All about fruitarianism with a long-term fruitarian, Lena

People wrote thousands of love emails to trees

The city of Melbourne assigned trees email addresses so citizens could report problems. Instead, people wrote thousands of love letters to their favorite trees.

To: Golden Elm, Tree ID 1037148, 21 May 2015: 

I'm so sorry you're going to die soon. It makes me sad when trucks damage your low hanging branches. 

To: Algerian Oak, Tree ID 1032705, 2 February 2015: 

Thank you for giving us oxygen. Thank you for being so pretty.

To: Green Leaf Elm, Tree ID 1022165, 29 May 2015: 

I don't think that there is much more to talk about as we don't have a lot in common, you being a tree and such. But I'm glad we're in this together.

To: Willow Leaf Peppermint, Tree ID 1357982, 29 January 2015: 

Do trees have genders? I hope you've had some nice sun today.

Carl Sagan

A sharp distinction between humans and “animals” is essential if we are to bend them to our will, make them work for us, wear them, eat them–without any disquieting tinges of guilt or regret. It is unseemly of us, who often behave so unfeeling toward other animals, to contend that only humans can suffer. The behavior of other animals renders such pretensions specious. They are just too much like us.

Carbohydrates

Carbohydrates are the sugars, starches and fibers found in fruits, grains, vegetables and milk products, one of the basic food groups.
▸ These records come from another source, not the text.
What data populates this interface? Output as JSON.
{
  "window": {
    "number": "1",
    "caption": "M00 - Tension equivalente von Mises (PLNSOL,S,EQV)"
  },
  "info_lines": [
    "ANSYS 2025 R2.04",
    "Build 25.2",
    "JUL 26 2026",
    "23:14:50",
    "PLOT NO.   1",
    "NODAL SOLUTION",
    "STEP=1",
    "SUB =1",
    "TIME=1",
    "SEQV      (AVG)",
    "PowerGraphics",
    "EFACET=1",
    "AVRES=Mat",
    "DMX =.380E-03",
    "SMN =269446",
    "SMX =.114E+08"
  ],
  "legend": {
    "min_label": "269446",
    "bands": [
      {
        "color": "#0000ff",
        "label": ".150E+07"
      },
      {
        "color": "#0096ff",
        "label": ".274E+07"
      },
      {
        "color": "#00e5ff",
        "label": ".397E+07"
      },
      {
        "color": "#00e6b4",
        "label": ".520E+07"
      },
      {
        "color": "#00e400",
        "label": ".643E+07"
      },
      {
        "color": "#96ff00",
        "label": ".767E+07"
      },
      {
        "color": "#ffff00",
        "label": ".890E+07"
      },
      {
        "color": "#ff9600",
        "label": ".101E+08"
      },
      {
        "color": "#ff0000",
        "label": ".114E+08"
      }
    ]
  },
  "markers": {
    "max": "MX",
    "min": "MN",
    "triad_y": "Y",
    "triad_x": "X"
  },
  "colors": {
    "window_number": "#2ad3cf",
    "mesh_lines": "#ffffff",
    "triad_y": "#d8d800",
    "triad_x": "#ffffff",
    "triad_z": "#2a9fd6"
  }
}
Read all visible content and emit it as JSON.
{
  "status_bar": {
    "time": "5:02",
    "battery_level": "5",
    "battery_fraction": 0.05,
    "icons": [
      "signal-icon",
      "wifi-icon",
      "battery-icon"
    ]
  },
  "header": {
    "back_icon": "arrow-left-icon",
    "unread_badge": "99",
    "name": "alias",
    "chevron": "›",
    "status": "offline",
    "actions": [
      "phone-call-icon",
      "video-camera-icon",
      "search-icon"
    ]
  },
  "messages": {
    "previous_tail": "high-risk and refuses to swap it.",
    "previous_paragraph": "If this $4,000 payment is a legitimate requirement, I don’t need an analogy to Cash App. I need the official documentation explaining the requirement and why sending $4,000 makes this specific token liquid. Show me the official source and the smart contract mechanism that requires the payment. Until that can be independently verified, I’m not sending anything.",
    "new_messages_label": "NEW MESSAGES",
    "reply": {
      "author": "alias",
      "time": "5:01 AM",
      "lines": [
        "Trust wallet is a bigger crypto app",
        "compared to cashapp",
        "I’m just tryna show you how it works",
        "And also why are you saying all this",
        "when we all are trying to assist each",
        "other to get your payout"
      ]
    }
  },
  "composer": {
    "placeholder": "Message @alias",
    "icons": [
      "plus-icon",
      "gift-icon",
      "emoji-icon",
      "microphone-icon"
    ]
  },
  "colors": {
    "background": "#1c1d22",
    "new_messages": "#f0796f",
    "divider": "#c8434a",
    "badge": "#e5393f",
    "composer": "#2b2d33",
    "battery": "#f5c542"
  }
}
Sugar is the generalized name for sweet, short-chain, soluble carbohydrates, many of which are used in food. They are composed of carbon, hydrogen, and oxygen. Simple sugars are called monosaccharides and include glucose (or dextrose), fructose, and galactose. The table sugar most customarily used as food is sucrose - hydrolyses into fructose and glucose in the body. Other disaccharides include maltose and lactose. Longer chains of sugars are called oligosaccharides. 

Starch is a polymeric carbohydrate consisting of a large number of glucose units joined by glycosidic bonds. This polysaccharide is produced by most green plants as an energy store. It is the most common carbohydrate in human diets and is contained in large amounts in staple foods such as potatoes, wheat, maize (corn), rice. Pure starch is a white, tasteless and odorless powder that is insoluble in cold water or alcohol. 

Fiber is consists of non-starch polysaccharides such as arabinoxylans, cellulose, and many other plant components such as resistant starch, resistant dextrins, inulin, lignin, chitins, pectins, beta-glucans, and oligosaccharides, and are derived from plants. Dietary fibers are not digested by gastrointestinal enzymes. Soluble fiber dissolves in water, changes as it goes through the digestive tract, where it is fermented by bacteria, partially into physiologically active byproducts - healthful compounds. Insoluble fiber does not dissolve in water and stays intact as it moves through your digestive system, can be prebiotic and metabolically ferment in the large intestine. Dietary fibers can change absorption of other nutrients and chemicals. Some soluble plant fibers can modulate intestinal inflammation and are contrabiotic. Many types of so-called dietary fiber are not actually fibrous.

Random Article

Fruitarians.net Apple